What Supply Chain Topics Matter Most to You?

image
By Francis J. Quinn, Editorial Director
August 27, 2010 - SCMR Editorial

It’s that time of year for us in the publishing business to start putting together our editorial calendars for 2011. This is an inexact science at best because while we think we have a good handle on what readers are interested in today, it’s hard to project with certainty that those same topics will still be “hot” a year from now.

But we do our best, relying on past experience and on proven sources in the consulting, analyst and industry association communities. So what are we looking to cover in 2011 in the pages of Supply Chain Management Review?

One main area of concentration will be professional development—specifically, topics like educational opportunities, talent recruitment and retention, and career skills needed to advance. We plan to continue to run our popular supplements on supply chain course listing two times a year. We’ll also be adding some special features on available educational opportunities—both in the traditional and in the virtual classroom.

As in past years, software and technology will capture a significant share of the spotlight in 2011. We plan to place particular emphasis on demand management and inventory optimization. Recent reports from some of the top supply chain analyst firms indicate that these types of applications will be in great demand going forward as companies seek to control inventory costs without jeopardizing product availability. The plan is to not only inform readers about what’s available in these areas, but also show practical examples of the technology at work.

Global supply management will be high on our coverage list, too. Readers tell us they are looking for insights and guidance on how to make more effective sourcing decisions. They also want practical advice on how to put together an efficient global network that balances cost, quality, and service considerations. Finally, we intend to devote space to specific challenges such as achieving better visibility over shipments and synchronizing the flow of goods and finance in the global supply chain.

Finally, in the coming year expect to find a good representation of what we call (for want of a better term) “back to basics” articles.  Yes, we recognize that many of our readers have deep and broad experience in supply chain management. But our readership scores tell us that even the most experienced practitioners from time to time appreciate a re-grounding in the basics of transportation management, warehousing, procurement principles, and so forth. And, of course, the newcomers to the supply chain space welcome the “basics” articles.

So that’s a snapshot of our thinking with regard to the subjects we’ll cover in 2011.  If you have an idea or suggestion on what you would like to see in SCMR, let us know by either commenting on this blog or contacting me directly at .(JavaScript must be enabled to view this email address).



About the Author

image
Francis J. Quinn
Editorial Director
Frank Quinn is the editorial director of Supply Chain Management Review, considered the premier publication for supply chain executives. Frank was the founding editor SCMR and has overseen its growth over the past 14 years. He has been covering the logistics/supply chain scene in various editorial and consulting positions for more than three decade. Frank is co-author of the recently published book Diagnosing Greatness: Ten Traits of the Best Supply Chains. You can reach him directly at .(JavaScript must be enabled to view this email address).

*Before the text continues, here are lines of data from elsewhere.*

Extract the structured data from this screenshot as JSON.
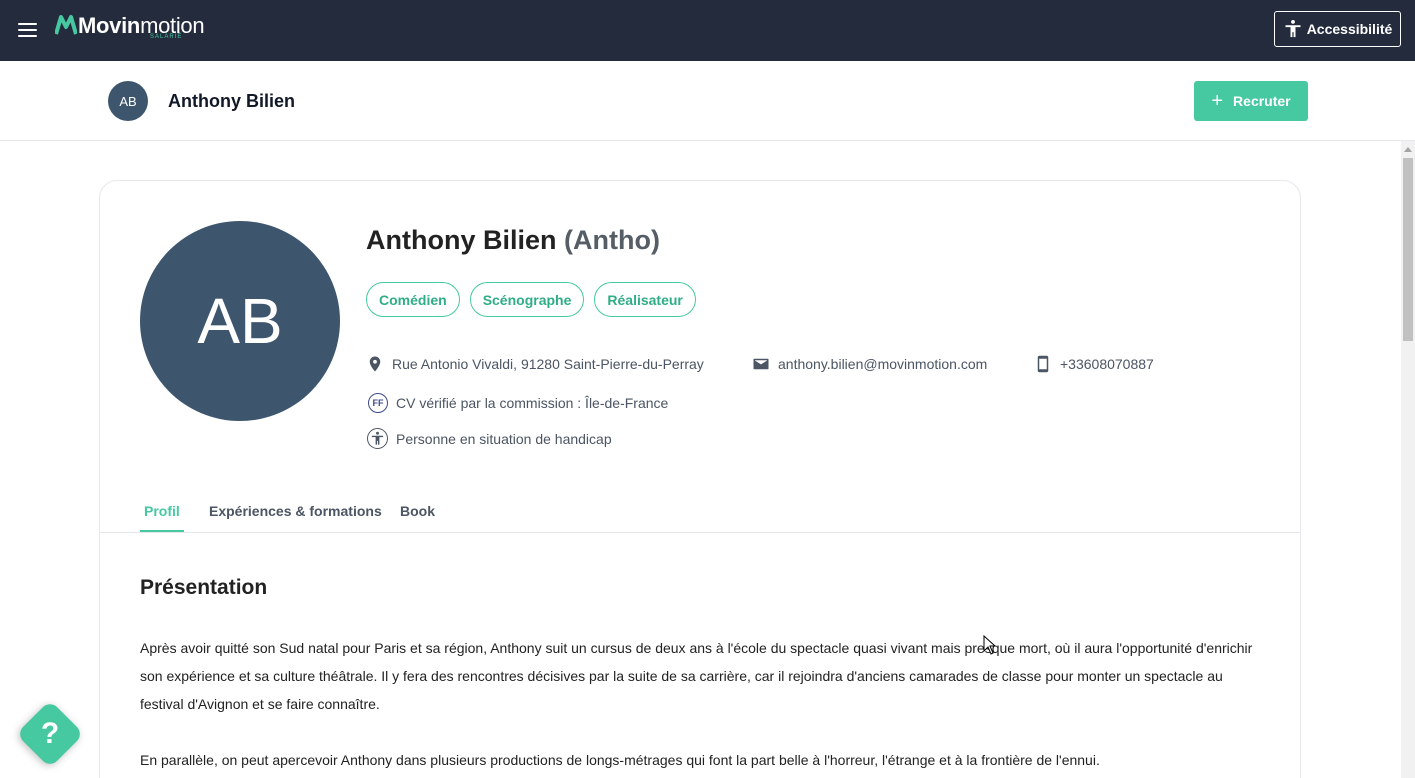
{
  "topbar": {
    "logo_bold": "Movin",
    "logo_light": "motion",
    "logo_sub": "SALARIÉ",
    "accessibility_label": "Accessibilité"
  },
  "subheader": {
    "avatar_initials": "AB",
    "name": "Anthony Bilien",
    "recruit_label": "Recruter"
  },
  "profile": {
    "avatar_initials": "AB",
    "full_name": "Anthony Bilien",
    "nickname": "(Antho)",
    "tags": [
      "Comédien",
      "Scénographe",
      "Réalisateur"
    ],
    "address": "Rue Antonio Vivaldi, 91280 Saint-Pierre-du-Perray",
    "email": "anthony.bilien@movinmotion.com",
    "phone": "+33608070887",
    "cv_badge": "FF",
    "cv_verified": "CV vérifié par la commission : Île-de-France",
    "handicap": "Personne en situation de handicap"
  },
  "tabs": [
    "Profil",
    "Expériences & formations",
    "Book"
  ],
  "content": {
    "section_title": "Présentation",
    "paragraph_1": "Après avoir quitté son Sud natal pour Paris et sa région, Anthony suit un cursus de deux ans à l'école du spectacle quasi vivant mais presque mort, où il aura l'opportunité d'enrichir son expérience et sa culture théâtrale. Il y fera des rencontres décisives par la suite de sa carrière, car il rejoindra d'anciens camarades de classe pour monter un spectacle au festival d'Avignon et se faire connaître.",
    "paragraph_2": "En parallèle, on peut apercevoir Anthony dans plusieurs productions de longs-métrages qui font la part belle à l'horreur, l'étrange et à la frontière de l'ennui."
  },
  "help": {
    "label": "?"
  },
  "colors": {
    "topbar": "#232b3d",
    "accent": "#46c9a0",
    "avatar": "#3d566e"
  }
}
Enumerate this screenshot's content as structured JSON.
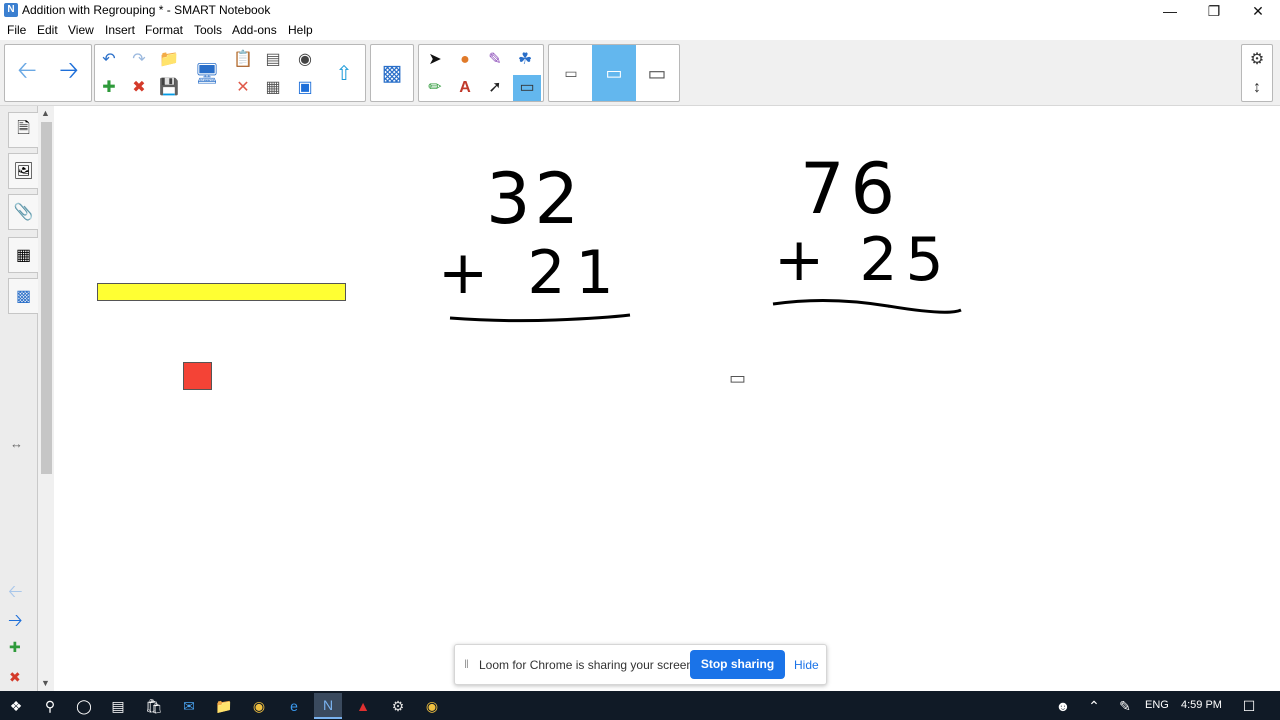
{
  "window": {
    "title": "Addition with Regrouping * - SMART Notebook",
    "app_icon": "smart-notebook-icon",
    "controls": [
      "minimize",
      "restore",
      "close"
    ]
  },
  "menu": [
    "File",
    "Edit",
    "View",
    "Insert",
    "Format",
    "Tools",
    "Add-ons",
    "Help"
  ],
  "toolbar": {
    "groups": [
      [
        "back-arrow-icon",
        "forward-arrow-icon"
      ],
      [
        "undo-icon",
        "redo-icon",
        "open-file-icon",
        "new-page-icon",
        "delete-page-icon",
        "save-icon",
        "display-screen-icon",
        "paste-icon",
        "delete-x-icon",
        "screen-shade-icon",
        "table-icon",
        "spotlight-icon",
        "full-screen-icon",
        "share-icon"
      ],
      [
        "add-ons-puzzle-icon"
      ],
      [
        "select-arrow-icon",
        "shapes-icon",
        "magic-pen-icon",
        "fill-icon",
        "pens-icon",
        "text-icon",
        "lines-icon",
        "eraser-icon"
      ],
      [
        "eraser-small-icon",
        "eraser-medium-icon",
        "eraser-large-icon"
      ]
    ],
    "active_tool": "eraser-medium-icon",
    "accent_color": "#63b7ee"
  },
  "sidebar": {
    "tabs": [
      "page-sorter-icon",
      "gallery-icon",
      "attachments-icon",
      "properties-icon",
      "add-ons-icon"
    ],
    "bottom": [
      "back-arrow-icon",
      "forward-arrow-icon",
      "add-page-icon",
      "delete-page-icon"
    ]
  },
  "canvas": {
    "problem1": {
      "top": "32",
      "bottom": "+ 21"
    },
    "problem2": {
      "top": "76",
      "bottom": "+ 25"
    },
    "shapes": {
      "yellow_bar_color": "#ffff33",
      "red_square_color": "#f44336"
    }
  },
  "loom": {
    "message": "Loom for Chrome is sharing your screen.",
    "stop_label": "Stop sharing",
    "hide_label": "Hide"
  },
  "taskbar": {
    "apps": [
      "windows-start-icon",
      "search-icon",
      "cortana-icon",
      "task-view-icon",
      "store-icon",
      "mail-icon",
      "file-explorer-icon",
      "chrome-icon",
      "edge-icon",
      "smart-notebook-icon",
      "acrobat-icon",
      "app-icon",
      "chrome-icon"
    ],
    "lang": "ENG",
    "time": "4:59 PM"
  }
}
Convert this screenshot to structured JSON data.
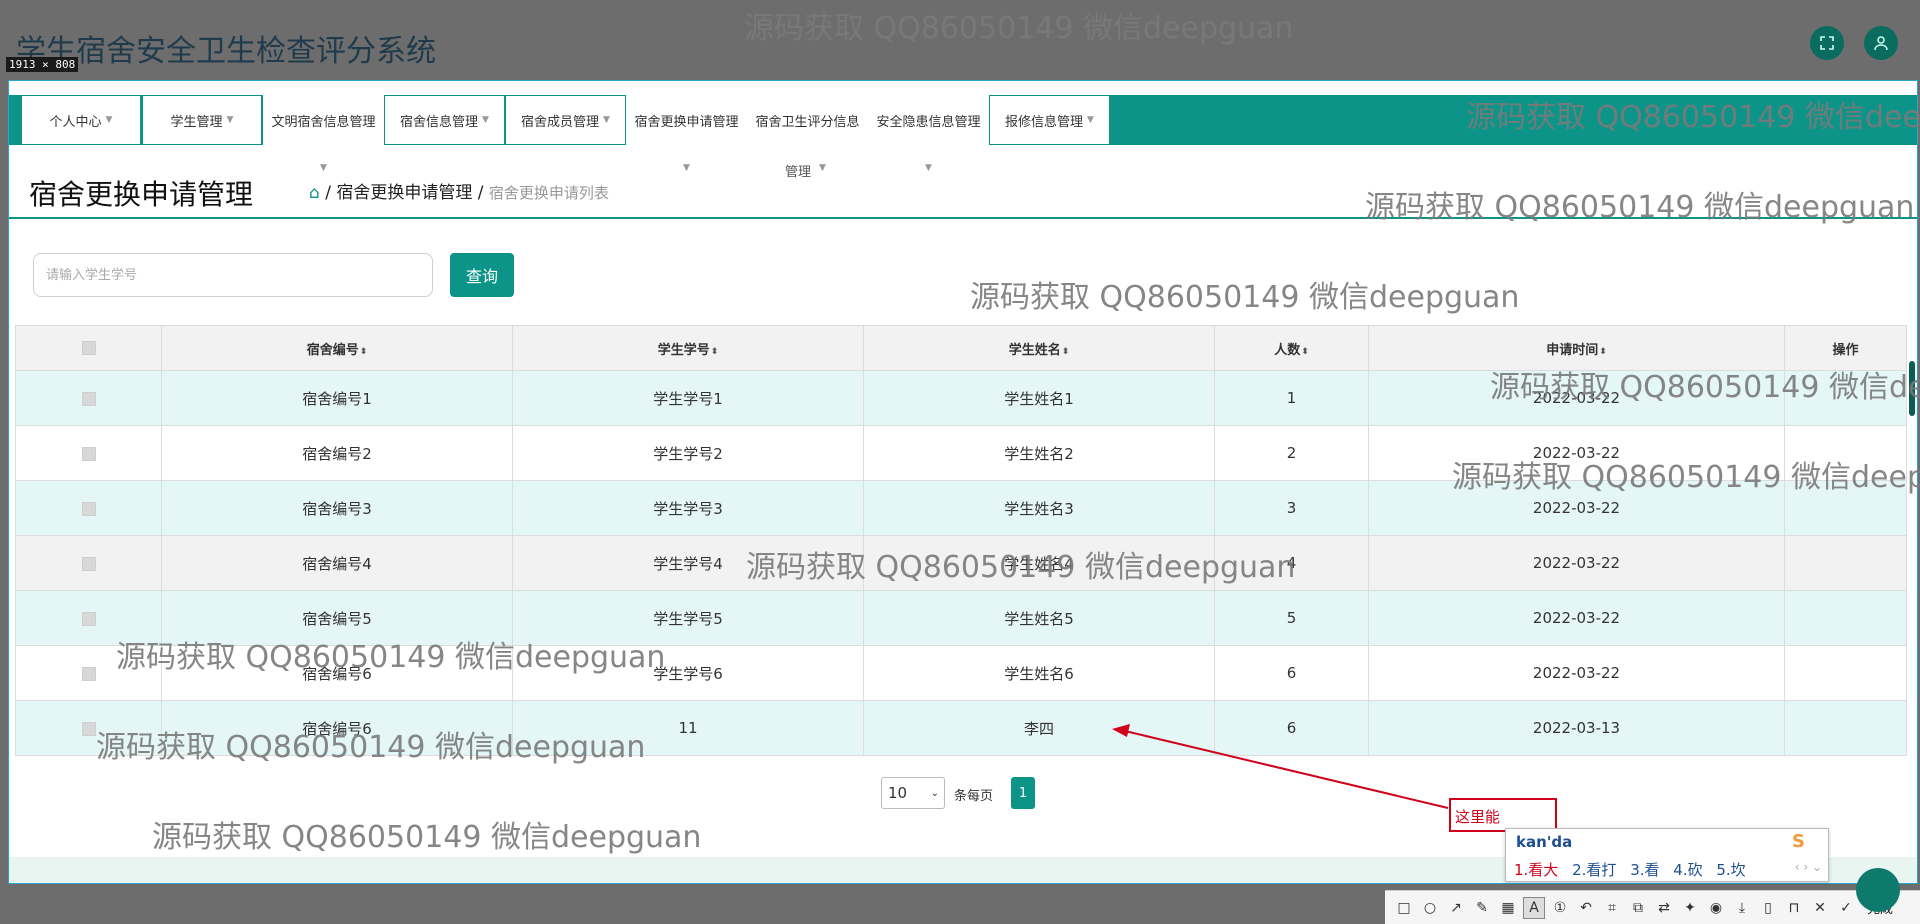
{
  "app": {
    "title": "学生宿舍安全卫生检查评分系统"
  },
  "capture": {
    "size_label": "1913 × 808"
  },
  "nav": [
    {
      "label": "个人中心"
    },
    {
      "label": "学生管理"
    },
    {
      "label": "文明宿舍信息管理"
    },
    {
      "label": "宿舍信息管理"
    },
    {
      "label": "宿舍成员管理"
    },
    {
      "label": "宿舍更换申请管理"
    },
    {
      "label": "宿舍卫生评分信息"
    },
    {
      "label": "安全隐患信息管理"
    },
    {
      "label": "报修信息管理"
    }
  ],
  "nav_wrap_text": "管理",
  "page": {
    "title": "宿舍更换申请管理",
    "breadcrumb_section": "宿舍更换申请管理",
    "breadcrumb_current": "宿舍更换申请列表"
  },
  "search": {
    "placeholder": "请输入学生学号",
    "button": "查询"
  },
  "table": {
    "columns": [
      "宿舍编号",
      "学生学号",
      "学生姓名",
      "人数",
      "申请时间",
      "操作"
    ],
    "rows": [
      {
        "dorm": "宿舍编号1",
        "sid": "学生学号1",
        "name": "学生姓名1",
        "count": "1",
        "date": "2022-03-22"
      },
      {
        "dorm": "宿舍编号2",
        "sid": "学生学号2",
        "name": "学生姓名2",
        "count": "2",
        "date": "2022-03-22"
      },
      {
        "dorm": "宿舍编号3",
        "sid": "学生学号3",
        "name": "学生姓名3",
        "count": "3",
        "date": "2022-03-22"
      },
      {
        "dorm": "宿舍编号4",
        "sid": "学生学号4",
        "name": "学生姓名4",
        "count": "4",
        "date": "2022-03-22"
      },
      {
        "dorm": "宿舍编号5",
        "sid": "学生学号5",
        "name": "学生姓名5",
        "count": "5",
        "date": "2022-03-22"
      },
      {
        "dorm": "宿舍编号6",
        "sid": "学生学号6",
        "name": "学生姓名6",
        "count": "6",
        "date": "2022-03-22"
      },
      {
        "dorm": "宿舍编号6",
        "sid": "11",
        "name": "李四",
        "count": "6",
        "date": "2022-03-13"
      }
    ]
  },
  "pagination": {
    "page_size": "10",
    "per_page_label": "条每页",
    "current_page": "1"
  },
  "annotation": {
    "text": "这里能"
  },
  "ime": {
    "composition": "kan'da",
    "candidates": [
      "1.看大",
      "2.看打",
      "3.看",
      "4.砍",
      "5.坎"
    ]
  },
  "toolbar": {
    "done_label": "完成"
  },
  "watermark": "源码获取 QQ86050149 微信deepguan",
  "colors": {
    "accent": "#0d9488",
    "row_alt": "#e4f6f5",
    "annotation": "#d0021b"
  },
  "icons": {
    "fullscreen": "fullscreen-icon",
    "user": "user-icon",
    "sort": "sort-icon",
    "caret": "caret-down-icon"
  }
}
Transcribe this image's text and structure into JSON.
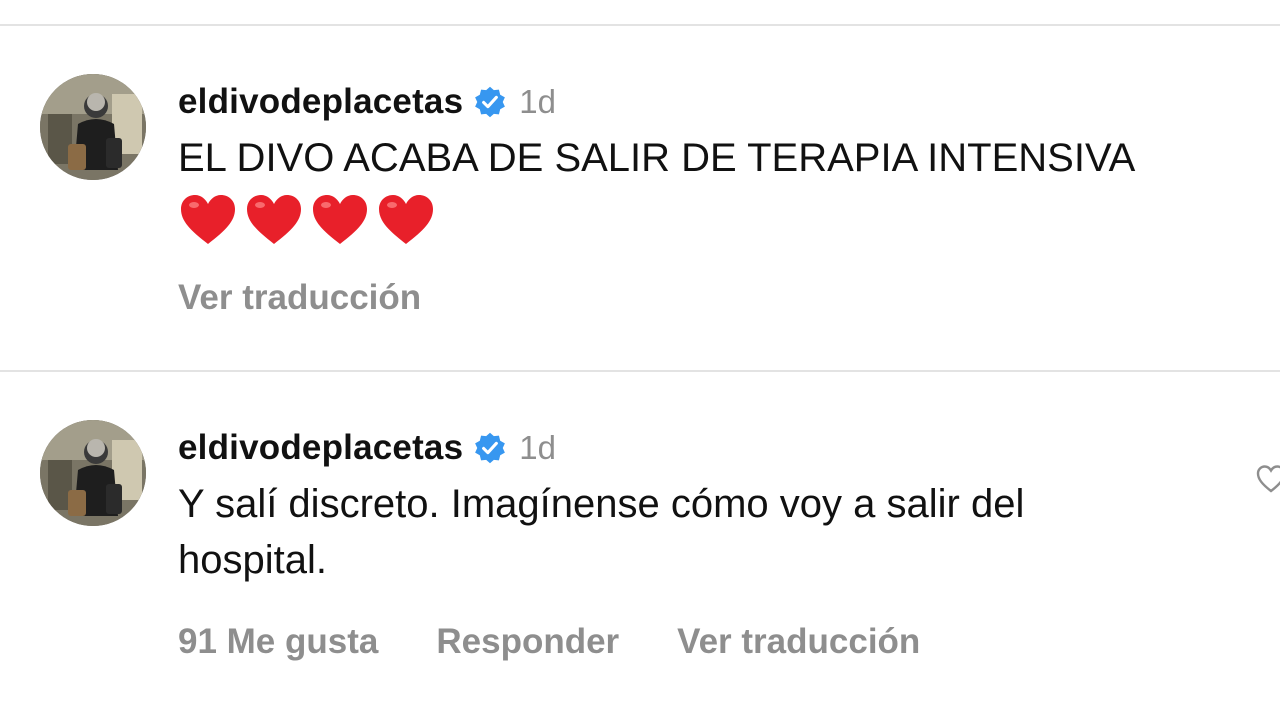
{
  "comments": [
    {
      "username": "eldivodeplacetas",
      "time": "1d",
      "text": "EL DIVO ACABA DE SALIR DE TERAPIA INTENSIVA",
      "reactions": [
        "❤️",
        "❤️",
        "❤️",
        "❤️"
      ],
      "actions": {
        "translate": "Ver traducción"
      }
    },
    {
      "username": "eldivodeplacetas",
      "time": "1d",
      "text": "Y salí discreto. Imagínense cómo voy a salir del\nhospital.",
      "actions": {
        "likes": "91 Me gusta",
        "reply": "Responder",
        "translate": "Ver traducción"
      }
    }
  ],
  "icons": {
    "verified": "verified-badge-icon",
    "heart": "red-heart-emoji",
    "like": "heart-outline-icon"
  },
  "colors": {
    "verified_blue": "#3797f0",
    "secondary_text": "#8e8e8e",
    "heart_red": "#e8202a",
    "divider": "#e3e3e3"
  }
}
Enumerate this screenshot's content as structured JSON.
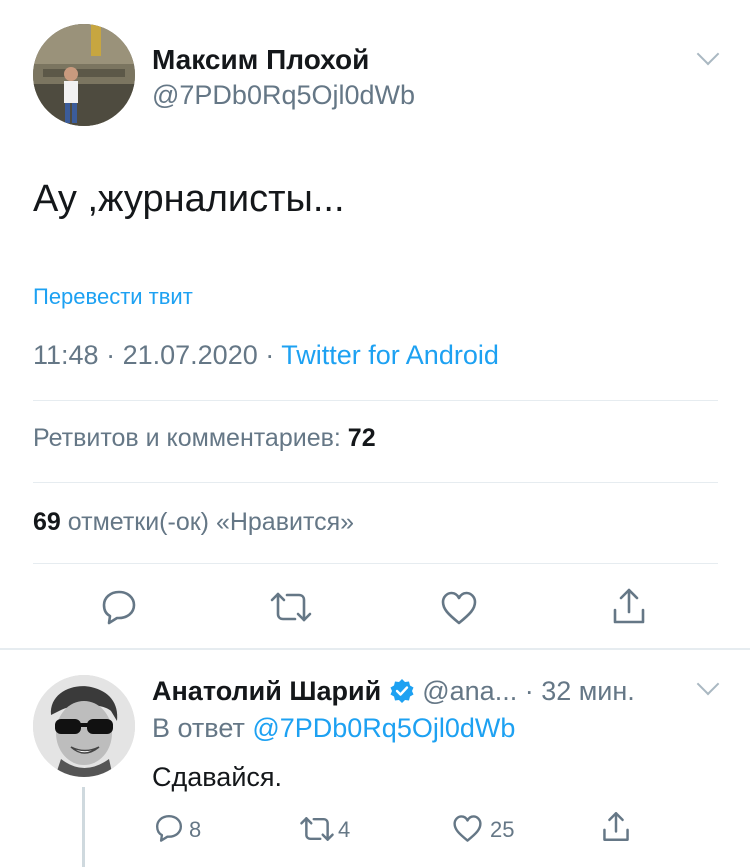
{
  "tweet": {
    "author_name": "Максим Плохой",
    "author_handle": "@7PDb0Rq5Ojl0dWb",
    "text": "Ау ,журналисты...",
    "translate_link": "Перевести твит",
    "time": "11:48",
    "date": "21.07.2020",
    "separator": "·",
    "source": "Twitter for Android",
    "retweets_label": "Ретвитов и комментариев:",
    "retweets_count": "72",
    "likes_count": "69",
    "likes_label": "отметки(-ок) «Нравится»"
  },
  "reply": {
    "author_name": "Анатолий Шарий",
    "author_handle": "@ana...",
    "time": "· 32 мин.",
    "in_reply_prefix": "В ответ",
    "in_reply_handle": "@7PDb0Rq5Ojl0dWb",
    "text": "Сдавайся.",
    "comments_count": "8",
    "retweets_count": "4",
    "likes_count": "25"
  },
  "icons": {
    "comment": "comment-icon",
    "retweet": "retweet-icon",
    "like": "heart-icon",
    "share": "share-icon",
    "verified": "verified-badge-icon",
    "menu": "chevron-down-icon"
  },
  "colors": {
    "accent": "#1da1f2",
    "secondary_text": "#657786",
    "divider": "#e6ecf0"
  }
}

Subscribe to Logistics Management magazine

Subscribe today. It's FREE!
Get timely insider information that you can use to better manage your
entire logistics operation.
Start your FREE subscription today!

Recent Entries

The index ISM uses to measure non-manufacturing growth—known as the NMI—was 56.0 in June, which edged out May by 0.3 percent.

Regardless of the date or year, one thing is beyond consistent when it comes to key themes in freight transportation logistics: the state of United States highways and related transportation infrastructure is in an eternal state of chaos and disrepair.

The high-volume warehouse or distribution center that supports B2B, Omni-channel activities, direct-to-consumer shipments, and the Internet of Things all require a flexible and scalable supply chain in order to function at optimal capacity. The problem is that most of today's supply chains are made up of fragmented silos of information that compromise their ability to compete, be responsive to customer demands or seize new business opportunities.

As customers' demands constantly evolve, transportation and logistics (T&L) operations are being put under growing pressure to offer more efficient delivery services, while not compromising on customer service. Using findings from a research survey conducted among transport and logistics managers around the world, this report explores how a combination of mobile technology implementations for mobile workers, and process re-engineering efforts can elevate operations to the next level.

It's a fact - most best-of-breed WMS providers force you to pay every time you require a system change. Uncover five more dirty secrets many warehouse management systems providers don't want you to know. Download the white paper 5 Dirty Secrets of Warehouse Management Systems to discover these hidden truths and gain valuable information on considerations for evaluating WMS vendors.

About the Author

Frank Quinn, Editor Emeritus
Frank Quinn is Editor Emeritus of Supply Chain Management Review, considered the premier publication for supply chain executives. Frank was the founding editor of SCMR and has overseen its growth over the past 16 years. He has been covering the logistics and supply chain scene in various editorial and consulting positions for more than three decades. Frank is also co-author of the book Diagnosing Greatness: Ten Traits of the Best Supply Chains.

Comments

Post a comment
Commenting is not available in this channel entry.